Page:The Rambler in Mexico.djvu/48

This page has been validated.

as, though evidently of a most unwarlike character, he added another to our number; and had moreover been one of our fellow-prisoners in the Halcyon. I should still mention two saddle mules; and then sum up our forces, as consisting, in all, of nine souls and seventeen quadrupeds. Whatever may have been the intrinsic value of our pluck, we certainly cut a rather imposing figure.

Till we should arrive at the town of Zacualtipan, within four or five days' journey of the capital, there was nothing to fear from banditti, if common report spoke truly.

Thus, you may imagine us, when once in motion on the morning of our quitting Tampico Alta, proceeding league after league, under any easy pace, through that beautiful undulating country, clothed with its gorgeous flowering thickets, to which 1 have already alluded. Many an expression of admiration burst from us as anew bird or splendid flower attracted our attention. An occasional shot hazarded at a rabbit or pheasant, alone broke the silence which reigned over this waste but beautiful region. After about seven leagues' ride, we halted for two hours at a rancho, or farm, or our breakfast of cabbage palm, salad, and eggs. Poor fare, you would say; but, truth compelling, I must admit that sundry additions were supplied from our travelling stores, and to name them would at once let you into the secret, that, however warlike, we were not to be classed with those doughty warriors of old, who had "no stomach but to fight."

From the vicinity of this farm, the undulating country for many miles became perfectly open, totally denuded of bushes, though occasionally studded with bands of thick forest, and altogether reminded us strongly of the great prairies, till about sunset, when we gained a swelling elevation affording a wide view towards the east.
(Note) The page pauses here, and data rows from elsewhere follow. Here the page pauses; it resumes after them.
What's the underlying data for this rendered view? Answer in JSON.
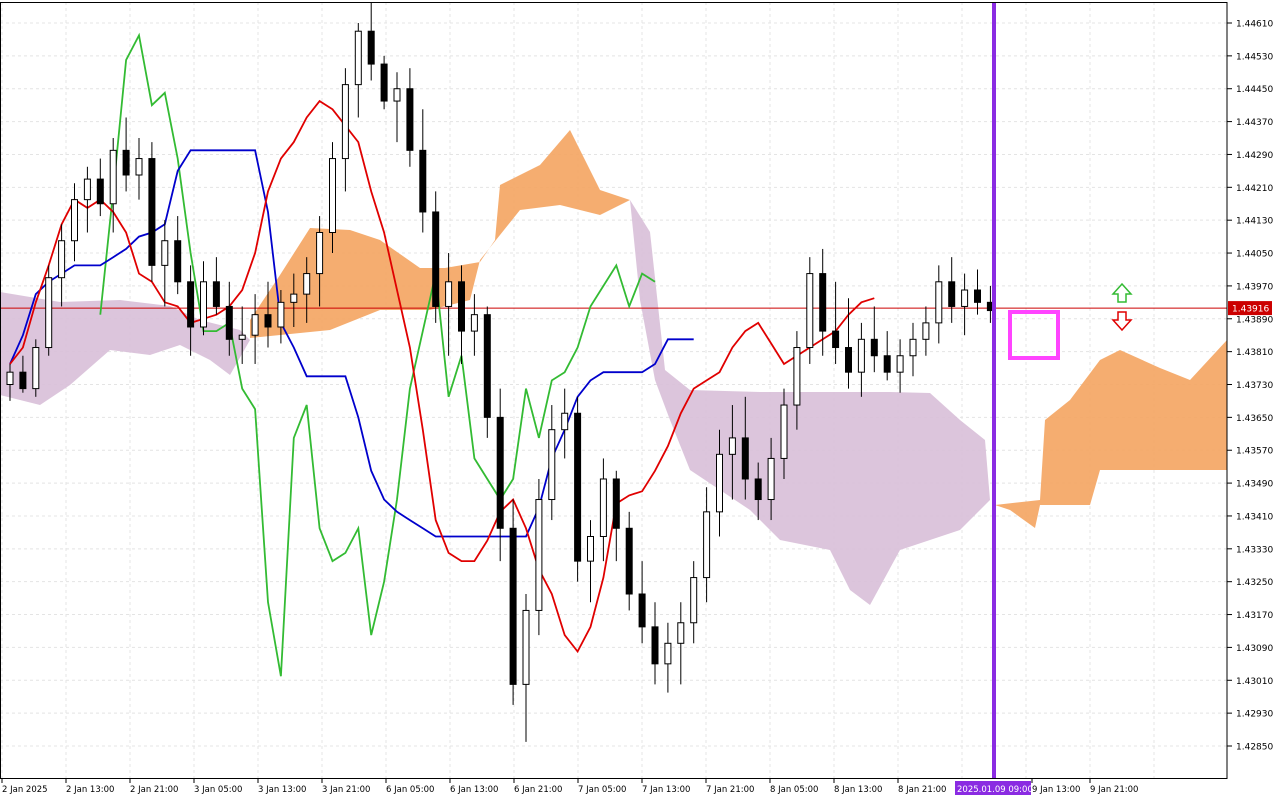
{
  "chart_data": {
    "type": "candlestick",
    "symbol_timeframe": "H1",
    "ylim": [
      1.428,
      1.4465
    ],
    "price_levels": [
      "1.44610",
      "1.44530",
      "1.44450",
      "1.44370",
      "1.44290",
      "1.44210",
      "1.44130",
      "1.44050",
      "1.43970",
      "1.43890",
      "1.43810",
      "1.43730",
      "1.43650",
      "1.43570",
      "1.43490",
      "1.43410",
      "1.43330",
      "1.43250",
      "1.43170",
      "1.43090",
      "1.43010",
      "1.42930",
      "1.42850"
    ],
    "time_labels": [
      "2 Jan 2025",
      "2 Jan 13:00",
      "2 Jan 21:00",
      "3 Jan 05:00",
      "3 Jan 13:00",
      "3 Jan 21:00",
      "6 Jan 05:00",
      "6 Jan 13:00",
      "6 Jan 21:00",
      "7 Jan 05:00",
      "7 Jan 13:00",
      "7 Jan 21:00",
      "8 Jan 05:00",
      "8 Jan 13:00",
      "8 Jan 21:00",
      "2025.01.09 09:00",
      "9 Jan 13:00",
      "9 Jan 21:00"
    ],
    "current_price": "1.43916",
    "marker_time": "2025.01.09 09:00",
    "grid": true,
    "colors": {
      "tenkan": "#e00000",
      "kijun": "#0000cc",
      "chikou": "#33bb33",
      "kumo_bull": "#f4a460",
      "kumo_bear": "#d8bfd8",
      "marker": "#8a2be2",
      "highlight": "#ff44ff",
      "price_line": "#cc0000"
    },
    "candles": [
      [
        1.4373,
        1.4378,
        1.4369,
        1.4376
      ],
      [
        1.4376,
        1.438,
        1.4371,
        1.4372
      ],
      [
        1.4372,
        1.4384,
        1.437,
        1.4382
      ],
      [
        1.4382,
        1.4402,
        1.438,
        1.4399
      ],
      [
        1.4399,
        1.4412,
        1.4392,
        1.4408
      ],
      [
        1.4408,
        1.4422,
        1.4403,
        1.4418
      ],
      [
        1.4418,
        1.4426,
        1.441,
        1.4423
      ],
      [
        1.4423,
        1.4428,
        1.4414,
        1.4417
      ],
      [
        1.4417,
        1.4433,
        1.441,
        1.443
      ],
      [
        1.443,
        1.4438,
        1.442,
        1.4424
      ],
      [
        1.4424,
        1.4433,
        1.4418,
        1.4428
      ],
      [
        1.4428,
        1.4432,
        1.4398,
        1.4402
      ],
      [
        1.4402,
        1.4413,
        1.4392,
        1.4408
      ],
      [
        1.4408,
        1.4414,
        1.4395,
        1.4398
      ],
      [
        1.4398,
        1.4402,
        1.438,
        1.4387
      ],
      [
        1.4387,
        1.4403,
        1.4385,
        1.4398
      ],
      [
        1.4398,
        1.4404,
        1.439,
        1.4392
      ],
      [
        1.4392,
        1.4398,
        1.438,
        1.4384
      ],
      [
        1.4384,
        1.4392,
        1.4378,
        1.4385
      ],
      [
        1.4385,
        1.4395,
        1.4378,
        1.439
      ],
      [
        1.439,
        1.4398,
        1.4382,
        1.4387
      ],
      [
        1.4387,
        1.4396,
        1.4383,
        1.4393
      ],
      [
        1.4393,
        1.44,
        1.4387,
        1.4395
      ],
      [
        1.4395,
        1.4404,
        1.4388,
        1.44
      ],
      [
        1.44,
        1.4414,
        1.4392,
        1.441
      ],
      [
        1.441,
        1.4432,
        1.4405,
        1.4428
      ],
      [
        1.4428,
        1.445,
        1.442,
        1.4446
      ],
      [
        1.4446,
        1.4461,
        1.4438,
        1.4459
      ],
      [
        1.4459,
        1.4466,
        1.4447,
        1.4451
      ],
      [
        1.4451,
        1.4453,
        1.444,
        1.4442
      ],
      [
        1.4442,
        1.4449,
        1.4432,
        1.4445
      ],
      [
        1.4445,
        1.445,
        1.4426,
        1.443
      ],
      [
        1.443,
        1.444,
        1.441,
        1.4415
      ],
      [
        1.4415,
        1.442,
        1.4388,
        1.4392
      ],
      [
        1.4392,
        1.4405,
        1.438,
        1.4398
      ],
      [
        1.4398,
        1.4402,
        1.4378,
        1.4386
      ],
      [
        1.4386,
        1.4395,
        1.438,
        1.439
      ],
      [
        1.439,
        1.4392,
        1.436,
        1.4365
      ],
      [
        1.4365,
        1.4372,
        1.433,
        1.4338
      ],
      [
        1.4338,
        1.4345,
        1.4295,
        1.43
      ],
      [
        1.43,
        1.4322,
        1.4286,
        1.4318
      ],
      [
        1.4318,
        1.435,
        1.4312,
        1.4345
      ],
      [
        1.4345,
        1.4368,
        1.434,
        1.4362
      ],
      [
        1.4362,
        1.4372,
        1.4355,
        1.4366
      ],
      [
        1.4366,
        1.437,
        1.4325,
        1.433
      ],
      [
        1.433,
        1.434,
        1.432,
        1.4336
      ],
      [
        1.4336,
        1.4355,
        1.433,
        1.435
      ],
      [
        1.435,
        1.4352,
        1.433,
        1.4338
      ],
      [
        1.4338,
        1.4342,
        1.4318,
        1.4322
      ],
      [
        1.4322,
        1.433,
        1.431,
        1.4314
      ],
      [
        1.4314,
        1.432,
        1.43,
        1.4305
      ],
      [
        1.4305,
        1.4315,
        1.4298,
        1.431
      ],
      [
        1.431,
        1.432,
        1.43,
        1.4315
      ],
      [
        1.4315,
        1.433,
        1.431,
        1.4326
      ],
      [
        1.4326,
        1.4348,
        1.432,
        1.4342
      ],
      [
        1.4342,
        1.4362,
        1.4336,
        1.4356
      ],
      [
        1.4356,
        1.4368,
        1.4345,
        1.436
      ],
      [
        1.436,
        1.437,
        1.4345,
        1.435
      ],
      [
        1.435,
        1.4354,
        1.434,
        1.4345
      ],
      [
        1.4345,
        1.436,
        1.434,
        1.4355
      ],
      [
        1.4355,
        1.4372,
        1.435,
        1.4368
      ],
      [
        1.4368,
        1.4386,
        1.4362,
        1.4382
      ],
      [
        1.4382,
        1.4404,
        1.4378,
        1.44
      ],
      [
        1.44,
        1.4406,
        1.438,
        1.4386
      ],
      [
        1.4386,
        1.4398,
        1.4378,
        1.4382
      ],
      [
        1.4382,
        1.4394,
        1.4372,
        1.4376
      ],
      [
        1.4376,
        1.4388,
        1.437,
        1.4384
      ],
      [
        1.4384,
        1.4392,
        1.4376,
        1.438
      ],
      [
        1.438,
        1.4386,
        1.4374,
        1.4376
      ],
      [
        1.4376,
        1.4384,
        1.4371,
        1.438
      ],
      [
        1.438,
        1.4388,
        1.4375,
        1.4384
      ],
      [
        1.4384,
        1.4392,
        1.438,
        1.4388
      ],
      [
        1.4388,
        1.4402,
        1.4383,
        1.4398
      ],
      [
        1.4398,
        1.4404,
        1.4388,
        1.4392
      ],
      [
        1.4392,
        1.44,
        1.4385,
        1.4396
      ],
      [
        1.4396,
        1.4401,
        1.439,
        1.4393
      ],
      [
        1.4393,
        1.4397,
        1.4388,
        1.4391
      ]
    ],
    "tenkan_sen": [
      1.4378,
      1.4382,
      1.4393,
      1.4402,
      1.4412,
      1.4418,
      1.4416,
      1.4418,
      1.4415,
      1.441,
      1.44,
      1.4398,
      1.4393,
      1.4392,
      1.4388,
      1.4389,
      1.439,
      1.4392,
      1.4396,
      1.4405,
      1.442,
      1.4428,
      1.4432,
      1.4438,
      1.4442,
      1.444,
      1.4436,
      1.4432,
      1.442,
      1.441,
      1.4396,
      1.4382,
      1.4362,
      1.434,
      1.4332,
      1.433,
      1.433,
      1.4335,
      1.4342,
      1.4345,
      1.4338,
      1.4328,
      1.4322,
      1.4312,
      1.4308,
      1.4314,
      1.4326,
      1.4344,
      1.4346,
      1.4347,
      1.4352,
      1.4358,
      1.4366,
      1.4372,
      1.4374,
      1.4376,
      1.4382,
      1.4386,
      1.4388,
      1.4383,
      1.4378,
      1.438,
      1.4382,
      1.4384,
      1.4386,
      1.439,
      1.4393,
      1.4394
    ],
    "kijun_sen": [
      1.4378,
      1.4385,
      1.4395,
      1.4398,
      1.44,
      1.4402,
      1.4402,
      1.4402,
      1.4404,
      1.4406,
      1.4409,
      1.441,
      1.4412,
      1.4425,
      1.443,
      1.443,
      1.443,
      1.443,
      1.443,
      1.443,
      1.4415,
      1.4388,
      1.4382,
      1.4375,
      1.4375,
      1.4375,
      1.4375,
      1.4365,
      1.4352,
      1.4345,
      1.4342,
      1.434,
      1.4338,
      1.4336,
      1.4336,
      1.4336,
      1.4336,
      1.4336,
      1.4336,
      1.4336,
      1.4336,
      1.4343,
      1.4355,
      1.4362,
      1.437,
      1.4374,
      1.4376,
      1.4376,
      1.4376,
      1.4376,
      1.4378,
      1.4384,
      1.4384,
      1.4384
    ],
    "chikou_span": [
      1.439,
      1.442,
      1.4452,
      1.4458,
      1.4441,
      1.4444,
      1.4428,
      1.4405,
      1.4386,
      1.4386,
      1.4388,
      1.4372,
      1.4367,
      1.432,
      1.4302,
      1.436,
      1.4368,
      1.4338,
      1.433,
      1.4332,
      1.4338,
      1.4312,
      1.4325,
      1.4345,
      1.4372,
      1.4386,
      1.44,
      1.437,
      1.438,
      1.4355,
      1.435,
      1.4345,
      1.435,
      1.4372,
      1.436,
      1.4374,
      1.4376,
      1.4382,
      1.4392,
      1.4397,
      1.4402,
      1.4392,
      1.44,
      1.4398
    ]
  }
}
In that quarter the vast Laguna Tammiagua, only separated from the gulf by a narrow band of sand hills, extended as far as the eye could reach.

Shortly after, we arrived at a large hacienda, called